I would tend to agree with Mike Dougherty-384281. This approach seems like a bad idea for a number of reasons.
Why not use a "FOR XML" query and transform the XML on a web page?
I couldn't tell if your question is rhetorical, a suggestion, or an inquiry.
I would avoid using FOR XML on the general principle that it's still a large volume of string manipulation even if in the guise of a native feature. Mostly we're still using SQL Server 2000 instances and what I read of its newfangled XML capability made me think it should be avoided.
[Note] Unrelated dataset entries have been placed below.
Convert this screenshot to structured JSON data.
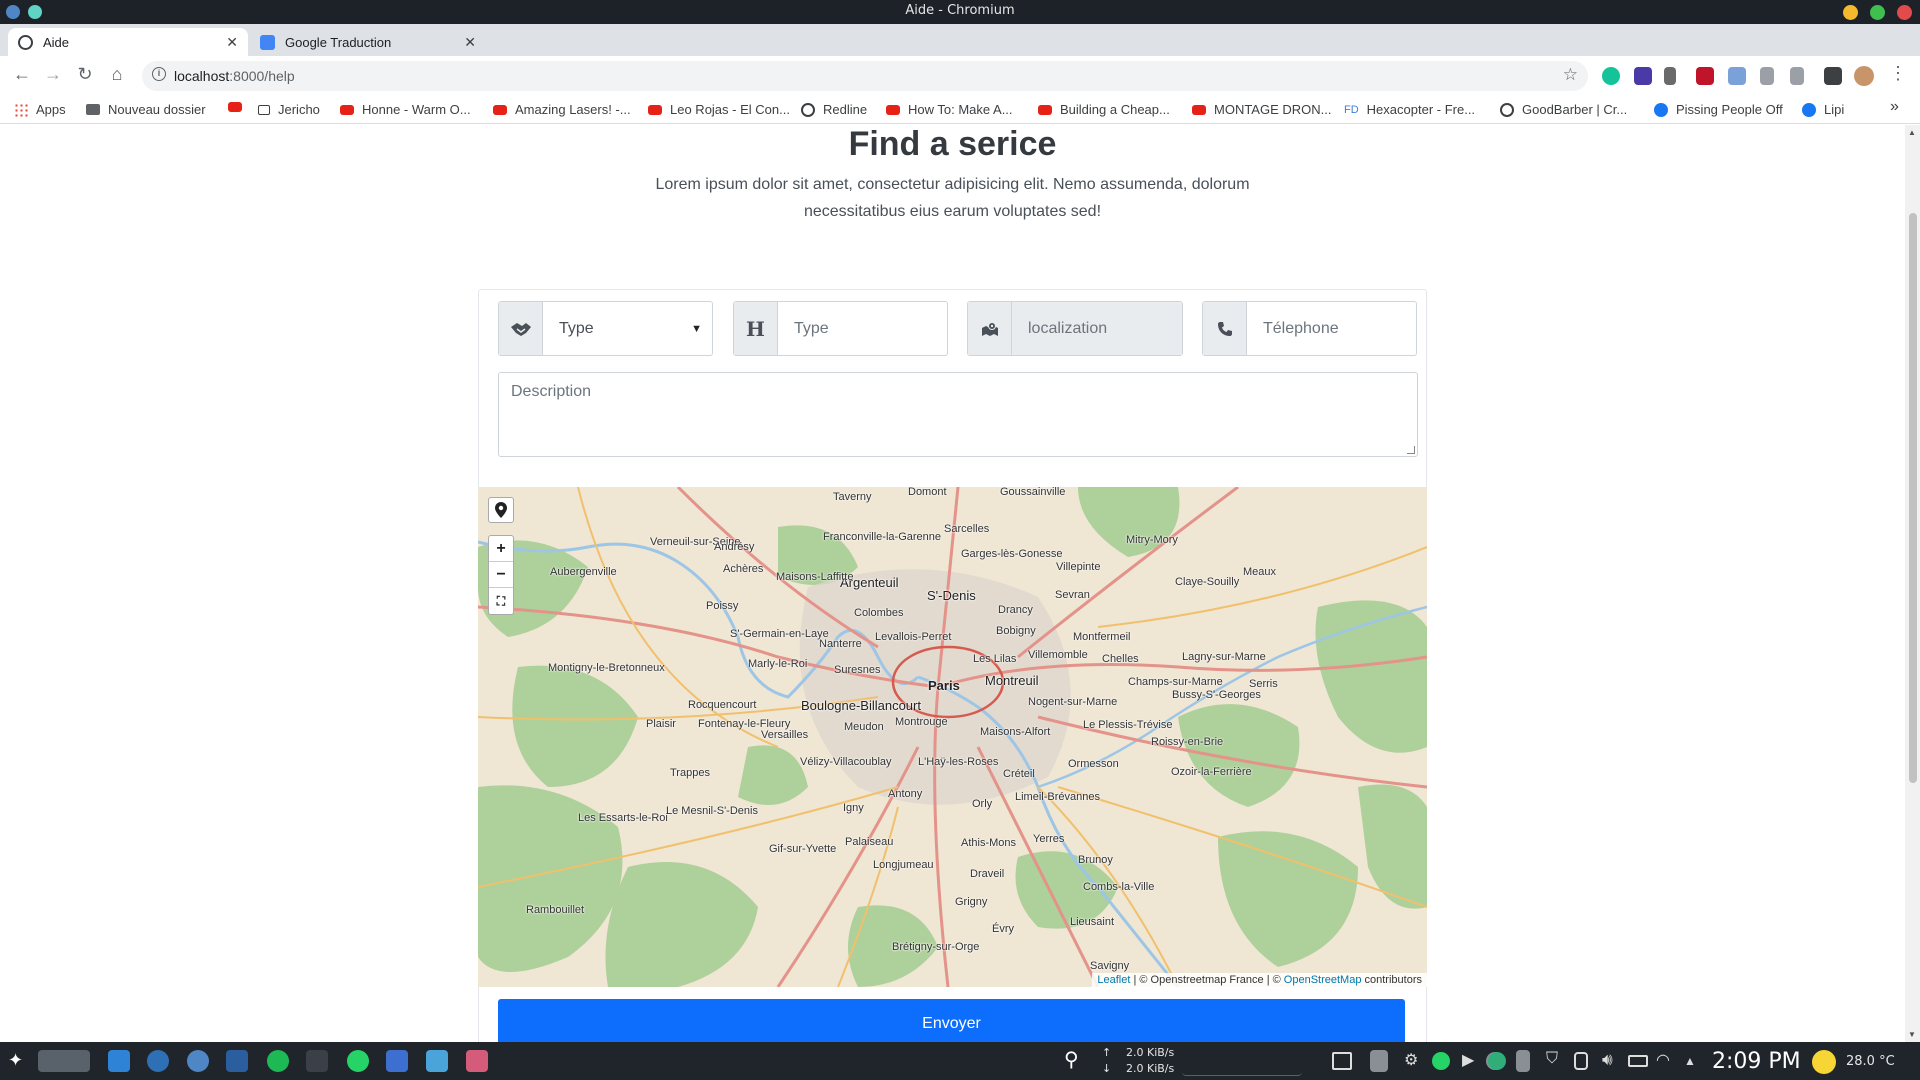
{
  "window": {
    "title": "Aide - Chromium"
  },
  "tabs": [
    {
      "label": "Aide",
      "active": true,
      "icon": "globe-icon"
    },
    {
      "label": "Google Traduction",
      "active": false,
      "icon": "google-translate-icon"
    }
  ],
  "address_bar": {
    "host": "localhost",
    "path": ":8000/help"
  },
  "bookmarks": [
    {
      "label": "Apps",
      "icon": "apps-grid-icon"
    },
    {
      "label": "Nouveau dossier",
      "icon": "folder-icon"
    },
    {
      "label": "Jericho",
      "icon": "page-icon"
    },
    {
      "label": "Honne - Warm O...",
      "icon": "youtube-icon"
    },
    {
      "label": "Amazing Lasers! -...",
      "icon": "youtube-icon"
    },
    {
      "label": "Leo Rojas - El Con...",
      "icon": "youtube-icon"
    },
    {
      "label": "Redline",
      "icon": "globe-icon"
    },
    {
      "label": "How To: Make A...",
      "icon": "youtube-icon"
    },
    {
      "label": "Building a Cheap...",
      "icon": "youtube-icon"
    },
    {
      "label": "MONTAGE DRON...",
      "icon": "youtube-icon"
    },
    {
      "label": "Hexacopter - Fre...",
      "icon": "fd-icon"
    },
    {
      "label": "GoodBarber | Cr...",
      "icon": "globe-icon"
    },
    {
      "label": "Pissing People Off",
      "icon": "facebook-icon"
    },
    {
      "label": "Lipi",
      "icon": "facebook-icon"
    }
  ],
  "bookmarks_more": "»",
  "fd_badge": "FD",
  "page": {
    "title": "Find a serice",
    "lead": "Lorem ipsum dolor sit amet, consectetur adipisicing elit. Nemo assumenda, dolorum necessitatibus eius earum voluptates sed!",
    "type_select": {
      "value": "Type",
      "icon": "handshake-icon"
    },
    "type_input": {
      "placeholder": "Type",
      "icon_text": "H"
    },
    "localization_input": {
      "placeholder": "localization",
      "icon": "map-marker-icon"
    },
    "phone_input": {
      "placeholder": "Télephone",
      "icon": "phone-icon"
    },
    "description": {
      "placeholder": "Description"
    },
    "submit_label": "Envoyer"
  },
  "map": {
    "zoom_in": "+",
    "zoom_out": "−",
    "attribution": {
      "leaflet": "Leaflet",
      "osm_france": "| © Openstreetmap France | ©",
      "osm": "OpenStreetMap",
      "contributors": "contributors"
    },
    "places": [
      "Paris",
      "Boulogne-Billancourt",
      "Argenteuil",
      "S'-Denis",
      "Montreuil",
      "Taverny",
      "Domont",
      "Goussainville",
      "Sarcelles",
      "Franconville-la-Garenne",
      "Garges-lès-Gonesse",
      "Villepinte",
      "Mitry-Mory",
      "Aubergenville",
      "Verneuil-sur-Seine",
      "Andrésy",
      "Achères",
      "Maisons-Laffitte",
      "Poissy",
      "Colombes",
      "Sevran",
      "Drancy",
      "Bobigny",
      "Nanterre",
      "Levallois-Perret",
      "S'-Germain-en-Laye",
      "Marly-le-Roi",
      "Suresnes",
      "Les Lilas",
      "Villemomble",
      "Montfermeil",
      "Chelles",
      "Claye-Souilly",
      "Meaux",
      "Lagny-sur-Marne",
      "Champs-sur-Marne",
      "Bussy-S'-Georges",
      "Serris",
      "Nogent-sur-Marne",
      "Rocquencourt",
      "Plaisir",
      "Fontenay-le-Fleury",
      "Versailles",
      "Meudon",
      "Montrouge",
      "Maisons-Alfort",
      "Le Plessis-Trévise",
      "Roissy-en-Brie",
      "Ozoir-la-Ferrière",
      "Trappes",
      "Vélizy-Villacoublay",
      "L'Haÿ-les-Roses",
      "Créteil",
      "Ormesson",
      "Antony",
      "Orly",
      "Limeil-Brévannes",
      "Igny",
      "Palaiseau",
      "Athis-Mons",
      "Yerres",
      "Brunoy",
      "Gif-sur-Yvette",
      "Longjumeau",
      "Draveil",
      "Combs-la-Ville",
      "Grigny",
      "Rambouillet",
      "Évry",
      "Lieusaint",
      "Brétigny-sur-Orge",
      "Savigny",
      "Montigny-le-Bretonneux",
      "Les Essarts-le-Roi",
      "Le Mesnil-S'-Denis"
    ]
  },
  "taskbar": {
    "net_up": "2.0 KiB/s",
    "net_down": "2.0 KiB/s",
    "clock": "2:09 PM",
    "temperature": "28.0 °C"
  }
}
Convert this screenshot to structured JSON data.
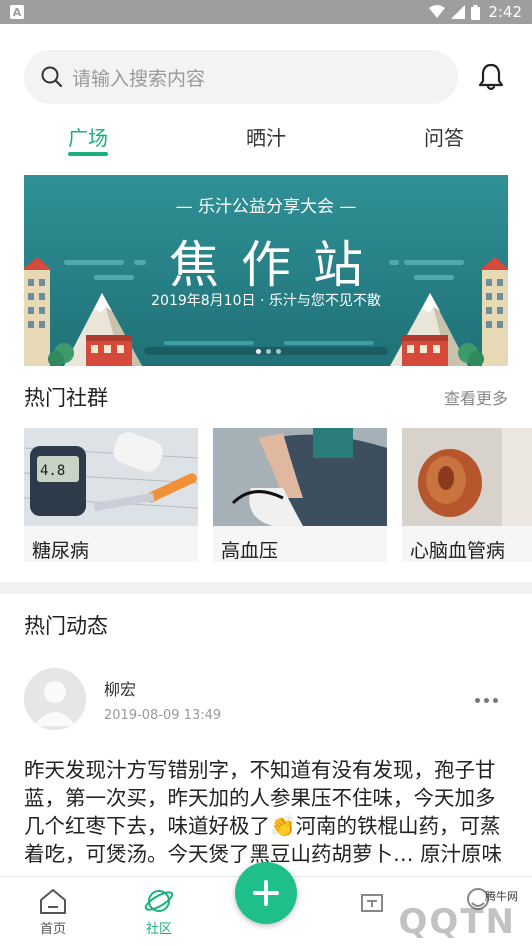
{
  "status_bar": {
    "time": "2:42",
    "badge": "A"
  },
  "search": {
    "placeholder": "请输入搜索内容"
  },
  "tabs": [
    {
      "label": "广场",
      "active": true
    },
    {
      "label": "晒汁",
      "active": false
    },
    {
      "label": "问答",
      "active": false
    }
  ],
  "banner": {
    "subtitle": "— 乐汁公益分享大会 —",
    "title": "焦作站",
    "date_line": "2019年8月10日 · 乐汁与您不见不散",
    "colors": {
      "sky": "#2b8a8e",
      "ground": "#1f6d72"
    },
    "page_count": 3,
    "active_page": 1
  },
  "hot_groups": {
    "title": "热门社群",
    "more": "查看更多",
    "items": [
      {
        "name": "糖尿病",
        "image": "glucose-meter-image"
      },
      {
        "name": "高血压",
        "image": "blood-pressure-image"
      },
      {
        "name": "心脑血管病",
        "image": "organ-image"
      }
    ]
  },
  "hot_feed": {
    "title": "热门动态",
    "post": {
      "author": "柳宏",
      "time": "2019-08-09 13:49",
      "text": "昨天发现汁方写错别字，不知道有没有发现，孢子甘蓝，第一次买，昨天加的人参果压不住味，今天加多几个红枣下去，味道好极了👏河南的铁棍山药，可蒸着吃，可煲汤。今天煲了黑豆山药胡萝卜… 原汁原味"
    }
  },
  "bottom_nav": [
    {
      "label": "首页",
      "icon": "home-icon",
      "active": false
    },
    {
      "label": "社区",
      "icon": "planet-icon",
      "active": true
    },
    {
      "label": "",
      "icon": "add-icon",
      "active": false
    },
    {
      "label": "",
      "icon": "wallet-icon",
      "active": false
    },
    {
      "label": "",
      "icon": "profile-icon",
      "active": false
    }
  ],
  "watermark": {
    "text": "腾牛网",
    "logo": "QQTN"
  },
  "colors": {
    "accent": "#19b07a",
    "fab": "#1fbf8c"
  }
}
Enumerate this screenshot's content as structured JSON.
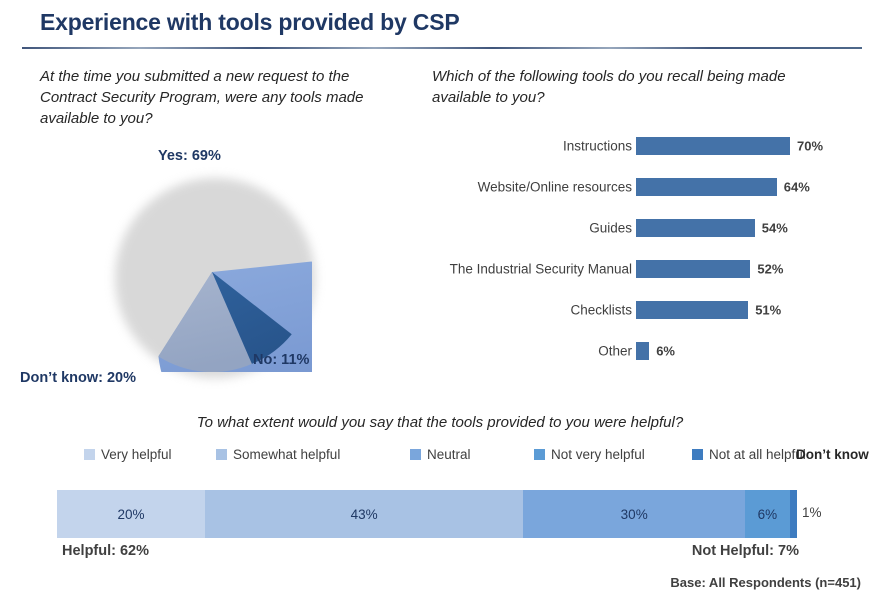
{
  "header": {
    "title": "Experience with tools provided by CSP",
    "accent_color": "#1F3864"
  },
  "pie_panel": {
    "question": "At the time you submitted a new request to the Contract Security Program, were any tools made available to you?",
    "labels": {
      "yes": "Yes: 69%",
      "no": "No: 11%",
      "dont_know": "Don’t know: 20%"
    }
  },
  "bars_panel": {
    "question": "Which of the following tools do you recall being made available to you?"
  },
  "stack_panel": {
    "question": "To what extent would you say that the tools provided to you were helpful?",
    "legend": [
      {
        "label": "Very helpful",
        "color": "#C3D4EC",
        "swatch": true
      },
      {
        "label": "Somewhat helpful",
        "color": "#A8C2E4",
        "swatch": true
      },
      {
        "label": "Neutral",
        "color": "#7AA6DC",
        "swatch": true
      },
      {
        "label": "Not very helpful",
        "color": "#5B9BD5",
        "swatch": true
      },
      {
        "label": "Not at all helpful",
        "color": "#3E7CC0",
        "swatch": true
      },
      {
        "label": "Don’t know",
        "color": "#404040",
        "swatch": false
      }
    ],
    "outside_label": "1%",
    "note_helpful": "Helpful: 62%",
    "note_not_helpful": "Not Helpful: 7%"
  },
  "footer": {
    "base": "Base: All Respondents (n=451)"
  },
  "chart_data": [
    {
      "type": "pie",
      "title": "At the time you submitted a new request to the Contract Security Program, were any tools made available to you?",
      "categories": [
        "Yes",
        "No",
        "Don’t know"
      ],
      "values": [
        69,
        11,
        20
      ],
      "labels": [
        "Yes: 69%",
        "No: 11%",
        "Don’t know: 20%"
      ],
      "colors": [
        "#7D9DD4",
        "#2E5E99",
        "#9AAAC8"
      ],
      "unit": "%",
      "legend": "data-labels",
      "start_angle_deg": -6
    },
    {
      "type": "bar",
      "orientation": "horizontal",
      "title": "Which of the following tools do you recall being made available to you?",
      "categories": [
        "Instructions",
        "Website/Online resources",
        "Guides",
        "The Industrial Security Manual",
        "Checklists",
        "Other"
      ],
      "values": [
        70,
        64,
        54,
        52,
        51,
        6
      ],
      "value_labels": [
        "70%",
        "64%",
        "54%",
        "52%",
        "51%",
        "6%"
      ],
      "color": "#4472A8",
      "xlabel": "",
      "ylabel": "",
      "xlim": [
        0,
        100
      ],
      "grid": false,
      "unit": "%"
    },
    {
      "type": "bar",
      "orientation": "horizontal",
      "stacked": true,
      "title": "To what extent would you say that the tools provided to you were helpful?",
      "categories": [
        "Very helpful",
        "Somewhat helpful",
        "Neutral",
        "Not very helpful",
        "Not at all helpful",
        "Don’t know"
      ],
      "values": [
        20,
        43,
        30,
        6,
        0,
        1
      ],
      "value_labels": [
        "20%",
        "43%",
        "30%",
        "6%",
        "",
        "1%"
      ],
      "colors": [
        "#C3D4EC",
        "#A8C2E4",
        "#7AA6DC",
        "#5B9BD5",
        "#3E7CC0",
        "#3E7CC0"
      ],
      "annotations": [
        "Helpful: 62%",
        "Not Helpful: 7%"
      ],
      "xlim": [
        0,
        100
      ],
      "grid": false,
      "unit": "%"
    }
  ]
}
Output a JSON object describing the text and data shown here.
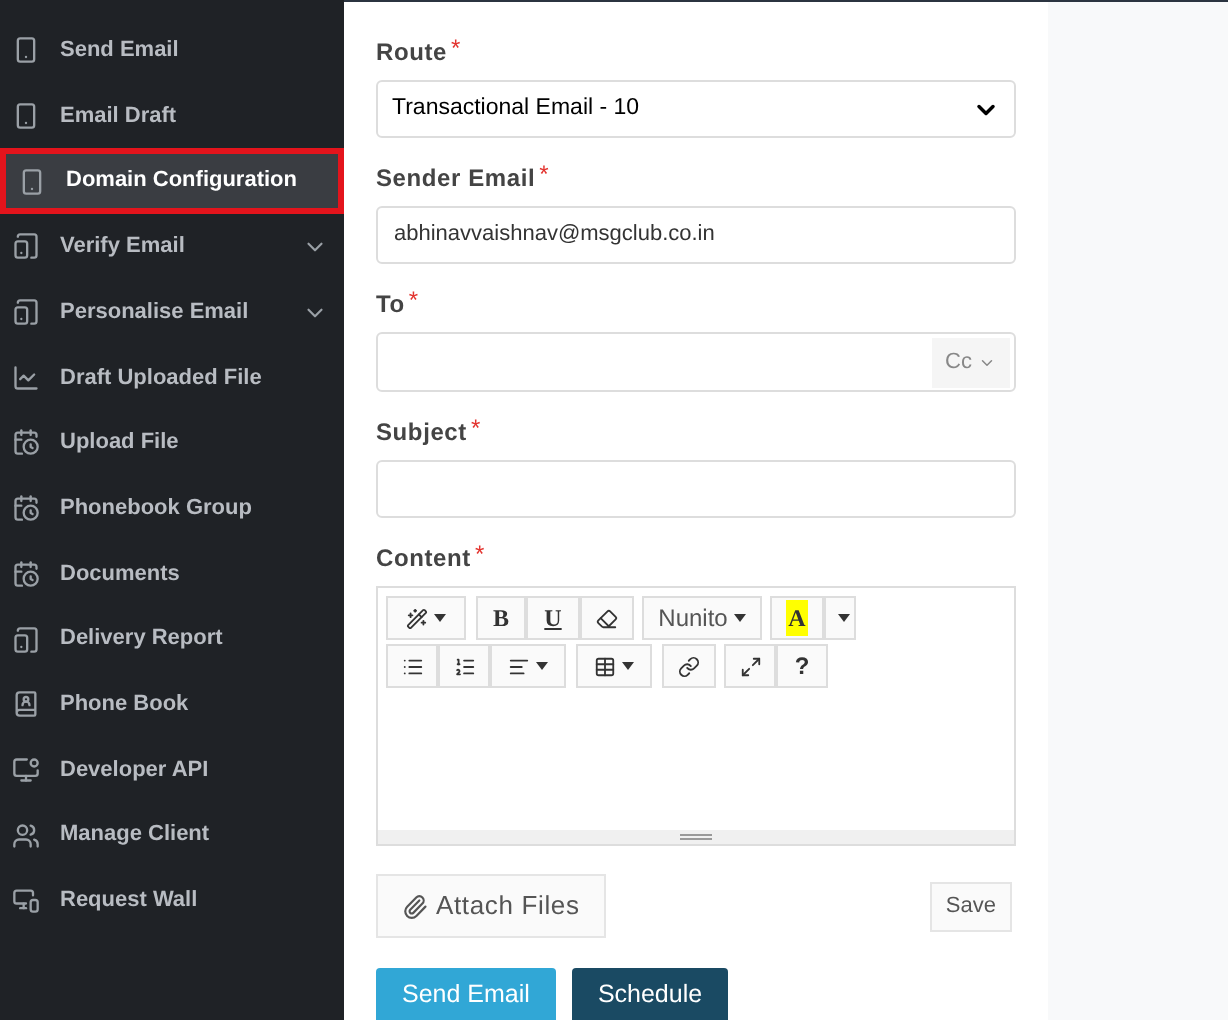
{
  "sidebar": {
    "items": [
      {
        "label": "Send Email",
        "kind": "message",
        "expandable": false,
        "selected": false
      },
      {
        "label": "Email Draft",
        "kind": "message",
        "expandable": false,
        "selected": false
      },
      {
        "label": "Domain Configuration",
        "kind": "message",
        "expandable": false,
        "selected": true
      },
      {
        "label": "Verify Email",
        "kind": "device",
        "expandable": true,
        "selected": false
      },
      {
        "label": "Personalise Email",
        "kind": "device",
        "expandable": true,
        "selected": false
      },
      {
        "label": "Draft Uploaded File",
        "kind": "chart",
        "expandable": false,
        "selected": false
      },
      {
        "label": "Upload File",
        "kind": "schedule",
        "expandable": false,
        "selected": false
      },
      {
        "label": "Phonebook Group",
        "kind": "schedule",
        "expandable": false,
        "selected": false
      },
      {
        "label": "Documents",
        "kind": "schedule",
        "expandable": false,
        "selected": false
      },
      {
        "label": "Delivery Report",
        "kind": "device",
        "expandable": false,
        "selected": false
      },
      {
        "label": "Phone Book",
        "kind": "contacts",
        "expandable": false,
        "selected": false
      },
      {
        "label": "Developer API",
        "kind": "code",
        "expandable": false,
        "selected": false
      },
      {
        "label": "Manage Client",
        "kind": "people",
        "expandable": false,
        "selected": false
      },
      {
        "label": "Request Wall",
        "kind": "screen",
        "expandable": false,
        "selected": false
      }
    ]
  },
  "form": {
    "route": {
      "label": "Route",
      "required_mark": "*",
      "value": "Transactional Email - 10"
    },
    "sender_email": {
      "label": "Sender Email",
      "required_mark": "*",
      "value": "abhinavvaishnav@msgclub.co.in"
    },
    "to": {
      "label": "To",
      "required_mark": "*",
      "cc": "Cc"
    },
    "subject": {
      "label": "Subject",
      "required_mark": "*"
    },
    "content": {
      "label": "Content",
      "required_mark": "*",
      "toolbar": {
        "bold": "B",
        "underline": "U",
        "font": "Nunito",
        "highlight": "A",
        "help": "?"
      }
    },
    "attach": "Attach Files",
    "save": "Save",
    "send": "Send Email",
    "schedule": "Schedule"
  }
}
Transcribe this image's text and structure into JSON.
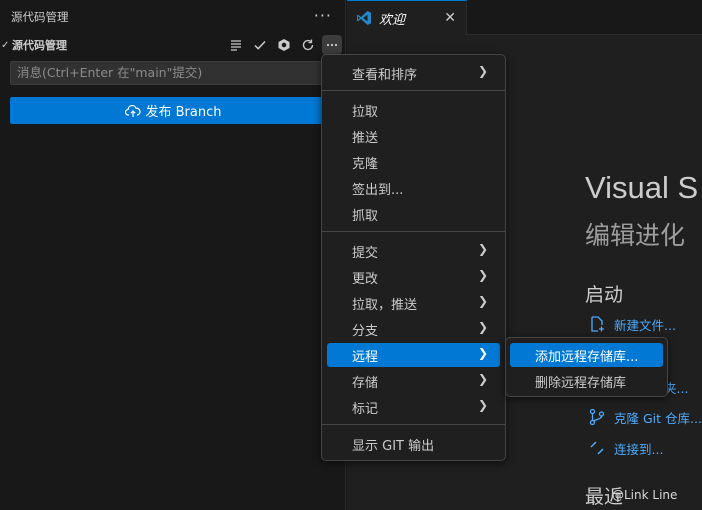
{
  "sidebar": {
    "title": "源代码管理",
    "more": "···",
    "repo_name": "源代码管理",
    "commit_placeholder": "消息(Ctrl+Enter 在\"main\"提交)",
    "publish_label": "发布 Branch"
  },
  "tab": {
    "label": "欢迎",
    "close": "✕"
  },
  "welcome": {
    "title": "Visual S",
    "subtitle": "编辑进化",
    "start_heading": "启动",
    "links": [
      {
        "label": "新建文件..."
      },
      {
        "label": "..."
      },
      {
        "label": "夹..."
      },
      {
        "label": "克隆 Git 仓库..."
      },
      {
        "label": "连接到..."
      }
    ],
    "recent_heading": "最近"
  },
  "menu": {
    "items": [
      {
        "label": "查看和排序",
        "submenu": true
      },
      {
        "label": "拉取"
      },
      {
        "label": "推送"
      },
      {
        "label": "克隆"
      },
      {
        "label": "签出到..."
      },
      {
        "label": "抓取"
      },
      {
        "label": "提交",
        "submenu": true
      },
      {
        "label": "更改",
        "submenu": true
      },
      {
        "label": "拉取，推送",
        "submenu": true
      },
      {
        "label": "分支",
        "submenu": true
      },
      {
        "label": "远程",
        "submenu": true,
        "selected": true
      },
      {
        "label": "存储",
        "submenu": true
      },
      {
        "label": "标记",
        "submenu": true
      },
      {
        "label": "显示 GIT 输出"
      }
    ]
  },
  "submenu": {
    "items": [
      {
        "label": "添加远程存储库...",
        "selected": true
      },
      {
        "label": "删除远程存储库"
      }
    ]
  },
  "watermark": "@Link Line",
  "colors": {
    "accent": "#0078d4",
    "link": "#4daafc",
    "menu_bg": "#1f1f1f",
    "panel_bg": "#181818"
  }
}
Perhaps '2008 has evolved sufficiently that it's a viable solution.
If your proposed XML transform on the web page is using DOM methods on the XML document, the performance win you might be getting from requesting XML directly from the database (at the cost of exposing the server directly to clients?) you then pay in DOM method performance. A web service in front of the SQL Server minimizes server exposure, gives a web-side cache opportunity, and can probably respond to client-side/browser xmlhttp requests with JSON.
The author's original post is an example of a possible solution. As the opening move in the discussion that follows, I want to thank Raja Mohamed for taking the time to write it up. I felt it was a worthwhile contribution to this community to point out the potential scalability problem. Thanks dav0id for agreeing my concern is valid.